I saw a wave starting to take form ahead. There’s two ways to go through the wave, over or under. I paddled harder, smirking in agony hoping to make it to that point where I can float over the wave. Going under, ‘turtle’ as they call it, is exhausting. I met the wave, I thought I’d have just enough space to glide over. Right then, the wave jacked up and slapped against the top of my board flipping me over backwards into the belly of the barrel. I was flung down, spun around, pushed down further. I covered my head and preyed that the board doesn’t punch me in the face. I was under the surface for what felt like an eternity and it was scary; I was running out of breath and freaking out down there. Finally, I found my orientation kicked with all my might and pierced the surface through the white water gasping for air. I looked out and there was another big wave coming. I ditched the board, took a deep breath and dove underneath the crashing wave gripping my skull. The power of the wave pulled my board and the leash stretched past the maximum point jolting me backwards. I tried to resist, futilely trying to push forward. I bobbed up for a breath and the crashing waves persisted. This went on for 4 or 5 more waves; it was a rogue set.

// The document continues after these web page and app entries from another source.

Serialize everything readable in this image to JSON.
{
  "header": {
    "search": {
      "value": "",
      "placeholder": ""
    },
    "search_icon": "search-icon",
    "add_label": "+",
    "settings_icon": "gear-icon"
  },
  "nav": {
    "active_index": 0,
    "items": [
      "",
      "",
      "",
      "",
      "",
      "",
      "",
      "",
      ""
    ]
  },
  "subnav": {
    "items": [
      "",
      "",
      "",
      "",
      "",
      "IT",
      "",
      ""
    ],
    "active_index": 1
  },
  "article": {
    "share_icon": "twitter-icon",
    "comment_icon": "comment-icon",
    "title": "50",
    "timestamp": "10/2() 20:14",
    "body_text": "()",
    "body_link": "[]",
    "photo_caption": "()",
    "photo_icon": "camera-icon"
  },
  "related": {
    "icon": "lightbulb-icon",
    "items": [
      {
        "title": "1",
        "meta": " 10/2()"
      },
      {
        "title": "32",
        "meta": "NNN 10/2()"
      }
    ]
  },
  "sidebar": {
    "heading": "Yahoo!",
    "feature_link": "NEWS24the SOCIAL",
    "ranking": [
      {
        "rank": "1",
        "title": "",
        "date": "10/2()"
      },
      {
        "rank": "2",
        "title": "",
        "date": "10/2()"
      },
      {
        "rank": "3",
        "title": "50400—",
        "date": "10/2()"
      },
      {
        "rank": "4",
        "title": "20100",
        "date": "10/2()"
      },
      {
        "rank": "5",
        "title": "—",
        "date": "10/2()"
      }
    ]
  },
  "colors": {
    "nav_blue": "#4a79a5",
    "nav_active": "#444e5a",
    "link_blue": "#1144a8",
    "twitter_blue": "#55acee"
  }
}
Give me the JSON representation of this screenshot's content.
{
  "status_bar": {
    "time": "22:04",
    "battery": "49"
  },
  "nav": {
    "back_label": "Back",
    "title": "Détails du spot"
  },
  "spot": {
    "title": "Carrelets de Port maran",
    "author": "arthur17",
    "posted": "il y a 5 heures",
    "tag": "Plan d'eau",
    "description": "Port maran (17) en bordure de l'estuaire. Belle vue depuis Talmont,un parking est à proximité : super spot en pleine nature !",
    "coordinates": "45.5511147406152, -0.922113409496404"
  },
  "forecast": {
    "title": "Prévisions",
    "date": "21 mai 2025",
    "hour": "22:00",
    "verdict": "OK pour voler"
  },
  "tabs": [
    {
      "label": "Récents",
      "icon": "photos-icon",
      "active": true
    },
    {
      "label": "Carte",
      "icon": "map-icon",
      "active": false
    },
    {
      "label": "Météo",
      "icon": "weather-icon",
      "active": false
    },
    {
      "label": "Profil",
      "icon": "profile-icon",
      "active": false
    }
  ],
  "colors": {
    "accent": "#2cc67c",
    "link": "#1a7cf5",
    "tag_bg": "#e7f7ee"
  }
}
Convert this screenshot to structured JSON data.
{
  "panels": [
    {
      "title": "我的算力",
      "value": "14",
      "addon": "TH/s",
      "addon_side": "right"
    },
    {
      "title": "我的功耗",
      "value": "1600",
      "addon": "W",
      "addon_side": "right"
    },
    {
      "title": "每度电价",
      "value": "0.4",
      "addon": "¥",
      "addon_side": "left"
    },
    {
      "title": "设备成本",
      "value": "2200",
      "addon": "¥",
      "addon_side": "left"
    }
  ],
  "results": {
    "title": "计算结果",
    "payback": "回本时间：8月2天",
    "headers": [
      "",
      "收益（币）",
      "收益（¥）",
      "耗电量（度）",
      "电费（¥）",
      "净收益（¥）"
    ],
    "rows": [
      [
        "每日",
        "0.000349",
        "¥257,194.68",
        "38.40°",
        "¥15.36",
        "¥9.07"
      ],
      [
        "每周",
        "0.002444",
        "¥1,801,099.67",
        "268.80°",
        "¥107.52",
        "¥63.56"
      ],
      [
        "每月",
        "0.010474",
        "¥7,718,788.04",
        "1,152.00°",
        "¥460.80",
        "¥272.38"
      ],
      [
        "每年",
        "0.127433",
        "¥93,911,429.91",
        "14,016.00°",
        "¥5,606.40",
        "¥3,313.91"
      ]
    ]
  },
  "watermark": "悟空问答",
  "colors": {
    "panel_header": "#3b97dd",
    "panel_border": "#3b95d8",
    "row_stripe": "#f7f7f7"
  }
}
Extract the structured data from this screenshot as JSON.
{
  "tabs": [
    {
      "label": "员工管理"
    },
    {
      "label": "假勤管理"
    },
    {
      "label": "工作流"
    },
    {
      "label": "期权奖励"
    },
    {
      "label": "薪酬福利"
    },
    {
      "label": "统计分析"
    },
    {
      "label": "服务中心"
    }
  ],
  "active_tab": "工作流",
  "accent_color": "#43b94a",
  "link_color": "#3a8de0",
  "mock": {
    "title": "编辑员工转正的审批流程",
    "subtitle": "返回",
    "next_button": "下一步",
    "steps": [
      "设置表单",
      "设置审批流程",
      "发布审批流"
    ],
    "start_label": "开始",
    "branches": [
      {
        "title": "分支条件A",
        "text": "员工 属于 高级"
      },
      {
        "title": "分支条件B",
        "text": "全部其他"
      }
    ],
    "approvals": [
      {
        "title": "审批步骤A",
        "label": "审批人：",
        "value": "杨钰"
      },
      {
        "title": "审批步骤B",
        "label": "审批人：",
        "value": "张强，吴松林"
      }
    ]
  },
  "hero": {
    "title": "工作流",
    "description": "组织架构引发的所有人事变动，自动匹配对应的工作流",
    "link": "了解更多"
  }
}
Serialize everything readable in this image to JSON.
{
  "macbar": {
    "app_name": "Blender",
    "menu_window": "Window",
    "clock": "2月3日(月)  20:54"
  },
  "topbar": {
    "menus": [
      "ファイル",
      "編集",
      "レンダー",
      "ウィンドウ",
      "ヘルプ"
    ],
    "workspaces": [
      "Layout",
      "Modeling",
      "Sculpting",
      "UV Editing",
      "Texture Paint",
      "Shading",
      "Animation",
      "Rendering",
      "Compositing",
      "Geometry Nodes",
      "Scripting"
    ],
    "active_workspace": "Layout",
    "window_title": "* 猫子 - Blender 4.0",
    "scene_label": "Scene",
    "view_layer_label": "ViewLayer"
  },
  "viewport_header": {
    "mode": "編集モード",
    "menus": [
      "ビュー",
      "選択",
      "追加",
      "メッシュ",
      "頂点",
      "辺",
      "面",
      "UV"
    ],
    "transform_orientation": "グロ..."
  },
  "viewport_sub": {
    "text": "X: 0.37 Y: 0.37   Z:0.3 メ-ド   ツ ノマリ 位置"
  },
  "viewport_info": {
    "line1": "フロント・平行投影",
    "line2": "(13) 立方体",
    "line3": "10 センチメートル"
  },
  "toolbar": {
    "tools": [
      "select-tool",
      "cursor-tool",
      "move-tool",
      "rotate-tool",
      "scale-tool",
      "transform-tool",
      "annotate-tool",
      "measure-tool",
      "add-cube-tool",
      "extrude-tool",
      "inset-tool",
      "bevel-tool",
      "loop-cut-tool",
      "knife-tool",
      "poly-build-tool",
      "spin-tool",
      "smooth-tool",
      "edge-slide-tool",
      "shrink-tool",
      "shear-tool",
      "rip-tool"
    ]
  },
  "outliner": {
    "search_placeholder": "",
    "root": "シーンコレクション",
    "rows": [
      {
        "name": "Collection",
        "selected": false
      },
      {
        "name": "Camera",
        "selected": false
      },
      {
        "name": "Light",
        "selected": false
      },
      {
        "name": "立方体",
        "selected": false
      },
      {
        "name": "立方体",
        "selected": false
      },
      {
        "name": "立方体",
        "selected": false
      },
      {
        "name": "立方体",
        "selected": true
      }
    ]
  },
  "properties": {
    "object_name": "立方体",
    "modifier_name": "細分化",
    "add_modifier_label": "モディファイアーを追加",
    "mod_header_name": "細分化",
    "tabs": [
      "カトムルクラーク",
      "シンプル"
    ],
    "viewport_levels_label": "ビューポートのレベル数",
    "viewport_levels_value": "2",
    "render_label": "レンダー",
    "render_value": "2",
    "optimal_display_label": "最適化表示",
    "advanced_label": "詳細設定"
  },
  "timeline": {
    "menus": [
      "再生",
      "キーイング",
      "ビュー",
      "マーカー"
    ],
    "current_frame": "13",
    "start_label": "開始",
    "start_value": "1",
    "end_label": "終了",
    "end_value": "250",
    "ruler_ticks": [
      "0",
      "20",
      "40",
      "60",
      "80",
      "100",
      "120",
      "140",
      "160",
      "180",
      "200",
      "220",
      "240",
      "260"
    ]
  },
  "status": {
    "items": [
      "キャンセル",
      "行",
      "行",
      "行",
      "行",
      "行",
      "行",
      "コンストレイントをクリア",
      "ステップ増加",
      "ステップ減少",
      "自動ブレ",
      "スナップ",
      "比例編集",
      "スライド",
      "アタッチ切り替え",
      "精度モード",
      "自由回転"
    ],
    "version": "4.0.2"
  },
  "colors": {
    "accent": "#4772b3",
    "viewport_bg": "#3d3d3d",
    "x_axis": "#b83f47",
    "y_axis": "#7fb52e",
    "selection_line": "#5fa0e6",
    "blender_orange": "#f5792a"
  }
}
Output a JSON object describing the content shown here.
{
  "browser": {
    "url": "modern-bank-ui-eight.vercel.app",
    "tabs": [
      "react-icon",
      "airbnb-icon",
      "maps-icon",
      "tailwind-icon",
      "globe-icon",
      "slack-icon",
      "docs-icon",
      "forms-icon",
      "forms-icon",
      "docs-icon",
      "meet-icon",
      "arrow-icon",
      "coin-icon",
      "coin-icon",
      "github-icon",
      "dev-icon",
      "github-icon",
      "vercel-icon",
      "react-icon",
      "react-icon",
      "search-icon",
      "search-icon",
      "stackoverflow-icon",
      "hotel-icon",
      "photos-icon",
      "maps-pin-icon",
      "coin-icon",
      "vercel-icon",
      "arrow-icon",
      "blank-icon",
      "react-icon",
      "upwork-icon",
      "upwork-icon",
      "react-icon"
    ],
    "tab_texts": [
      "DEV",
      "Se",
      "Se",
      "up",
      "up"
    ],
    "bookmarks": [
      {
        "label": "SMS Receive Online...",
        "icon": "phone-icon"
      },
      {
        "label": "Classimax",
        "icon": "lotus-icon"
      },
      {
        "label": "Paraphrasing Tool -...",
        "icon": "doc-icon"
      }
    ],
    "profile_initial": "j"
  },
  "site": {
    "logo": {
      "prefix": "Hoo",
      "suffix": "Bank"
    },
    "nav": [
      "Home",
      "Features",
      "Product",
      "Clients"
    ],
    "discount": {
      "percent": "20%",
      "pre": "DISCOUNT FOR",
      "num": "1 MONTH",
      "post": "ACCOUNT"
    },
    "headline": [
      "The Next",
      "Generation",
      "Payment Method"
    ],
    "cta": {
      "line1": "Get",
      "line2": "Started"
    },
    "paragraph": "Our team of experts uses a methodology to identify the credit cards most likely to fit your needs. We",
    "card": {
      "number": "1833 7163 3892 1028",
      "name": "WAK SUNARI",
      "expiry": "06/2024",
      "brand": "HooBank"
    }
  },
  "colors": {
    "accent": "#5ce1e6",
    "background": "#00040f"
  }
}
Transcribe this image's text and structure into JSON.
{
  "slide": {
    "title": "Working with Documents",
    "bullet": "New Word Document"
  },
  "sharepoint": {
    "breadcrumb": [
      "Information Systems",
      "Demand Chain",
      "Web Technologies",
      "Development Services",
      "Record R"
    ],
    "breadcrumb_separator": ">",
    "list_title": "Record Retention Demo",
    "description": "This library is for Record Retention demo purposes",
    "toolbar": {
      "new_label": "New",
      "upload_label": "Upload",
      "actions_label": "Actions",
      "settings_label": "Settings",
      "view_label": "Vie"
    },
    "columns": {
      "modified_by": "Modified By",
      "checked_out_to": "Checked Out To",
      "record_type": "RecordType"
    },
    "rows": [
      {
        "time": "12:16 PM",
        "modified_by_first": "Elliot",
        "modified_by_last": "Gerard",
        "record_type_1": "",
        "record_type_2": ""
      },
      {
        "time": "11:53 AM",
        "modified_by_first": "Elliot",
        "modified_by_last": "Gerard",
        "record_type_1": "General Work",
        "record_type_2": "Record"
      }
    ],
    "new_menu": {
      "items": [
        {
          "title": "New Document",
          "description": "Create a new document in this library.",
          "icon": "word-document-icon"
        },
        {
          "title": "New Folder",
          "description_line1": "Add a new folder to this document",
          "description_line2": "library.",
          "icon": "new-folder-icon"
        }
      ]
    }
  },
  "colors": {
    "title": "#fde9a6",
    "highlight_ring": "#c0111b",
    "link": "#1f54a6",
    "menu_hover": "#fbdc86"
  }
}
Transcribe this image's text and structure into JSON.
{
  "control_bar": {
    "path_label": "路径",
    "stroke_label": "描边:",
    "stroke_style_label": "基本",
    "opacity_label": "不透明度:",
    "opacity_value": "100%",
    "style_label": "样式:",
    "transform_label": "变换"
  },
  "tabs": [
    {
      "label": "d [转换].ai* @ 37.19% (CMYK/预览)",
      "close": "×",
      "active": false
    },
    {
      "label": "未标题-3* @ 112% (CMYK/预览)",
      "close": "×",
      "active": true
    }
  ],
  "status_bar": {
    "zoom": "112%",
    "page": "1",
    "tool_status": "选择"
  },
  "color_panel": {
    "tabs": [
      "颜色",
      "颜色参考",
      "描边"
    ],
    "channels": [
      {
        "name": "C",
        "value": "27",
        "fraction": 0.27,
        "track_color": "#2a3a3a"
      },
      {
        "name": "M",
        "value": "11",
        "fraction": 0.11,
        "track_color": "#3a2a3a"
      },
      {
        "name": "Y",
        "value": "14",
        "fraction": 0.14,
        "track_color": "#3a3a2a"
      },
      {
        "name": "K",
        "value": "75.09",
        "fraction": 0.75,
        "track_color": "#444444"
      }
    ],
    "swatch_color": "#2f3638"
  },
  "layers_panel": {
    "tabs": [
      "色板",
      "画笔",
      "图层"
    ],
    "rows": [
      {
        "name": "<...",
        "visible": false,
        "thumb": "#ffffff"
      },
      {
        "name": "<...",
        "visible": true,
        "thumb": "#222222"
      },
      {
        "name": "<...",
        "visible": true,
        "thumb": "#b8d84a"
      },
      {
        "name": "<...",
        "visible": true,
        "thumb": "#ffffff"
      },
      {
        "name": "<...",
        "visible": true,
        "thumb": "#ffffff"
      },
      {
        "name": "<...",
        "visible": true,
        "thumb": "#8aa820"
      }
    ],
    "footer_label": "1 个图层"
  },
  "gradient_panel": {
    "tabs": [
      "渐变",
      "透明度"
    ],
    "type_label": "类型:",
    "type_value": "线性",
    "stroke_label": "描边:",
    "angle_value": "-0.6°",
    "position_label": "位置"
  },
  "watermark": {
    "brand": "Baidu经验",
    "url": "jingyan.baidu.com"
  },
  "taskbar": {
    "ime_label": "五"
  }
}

Once it passed, I got back on the board exhaustingly and tried to paddle out back to Duff. My belly was on fire, I could barely balance, I was out of breath. I felt so weak and defeated. I made it past the break though and I was still alive, all limbs in tact. That’s a success. Before this, I was unable to fathom getting past the break with waves this big before.

I’m in the process of tempering a fear of water. When I was a kid, someone threw me in the deep end of the park district pool and I didn’t know how to swim. The trauma from that experience still affects me. I still can’t swim very well. I’ve always been mesmerized by the power of the ocean, all of the force. I’m still scared though. It’s a magical thing that boggles my mind. Trying to fight the ocean’s might is silly, the only option is to go with the flow. The ocean has much to teach us.

That’s why I’m learning how to surf. By practicing going with the flow physically, I might glean some insight about doing this day-to-day. When you’ve committed to riding a wave, you’ve got to be fully present with every muscle in your body. As you balance the board, you’ve got to harmonize with the energy from the rising wave; it’s a full body and mind workout. You can’t call a time out and regroup on the sideline, there’s no option for stopping. If you falter and lose presence even for a fraction of a second, you’ll fall and get pummeled by tons of moving water. I’m still working on fostering this presence.

Intellectually, I know its all mind over matter and that I need to bring my brain into a state of peace and stillness, surrender to the ocean and let her take me. I know it. I’ve visualized it. I even did it a few times in Costa Rica the first time I tried surfing. Yet, I can’t do it still. I can’t physically manifest this, yet. I’ve yet to experience it, so I haven’t learned it. I continue to eat shit on just about every wave I attempt, my body aches all over and all I can think about is my burning belly. I don’t want to push past my limit, I don’t want to hurt myself again. Yet, I want to keep going and relish in the pain, let myself feel it fully, stop resisting. I’m scared though still, the ocean is so powerful and I feel injured.

I’ve lathered up the wounds on my stomach with coconut oil and I’m preying for progress. Learning to surf takes great patience, “One step at a time; keep going” I tell myself. I wonder what it would be like to embrace life with the presence required to surf? What if I approached every thought, every action, every relationship with that flavor of presence; feeling each and every molecule in my body? I wonder how it would influence creativity? I wonder how it would impact my happiness, my well-being?

I’m curious.

Clearly, I’ve got a long way to go still.

Leave a Reply

Your email address will not be published. Required fields are marked *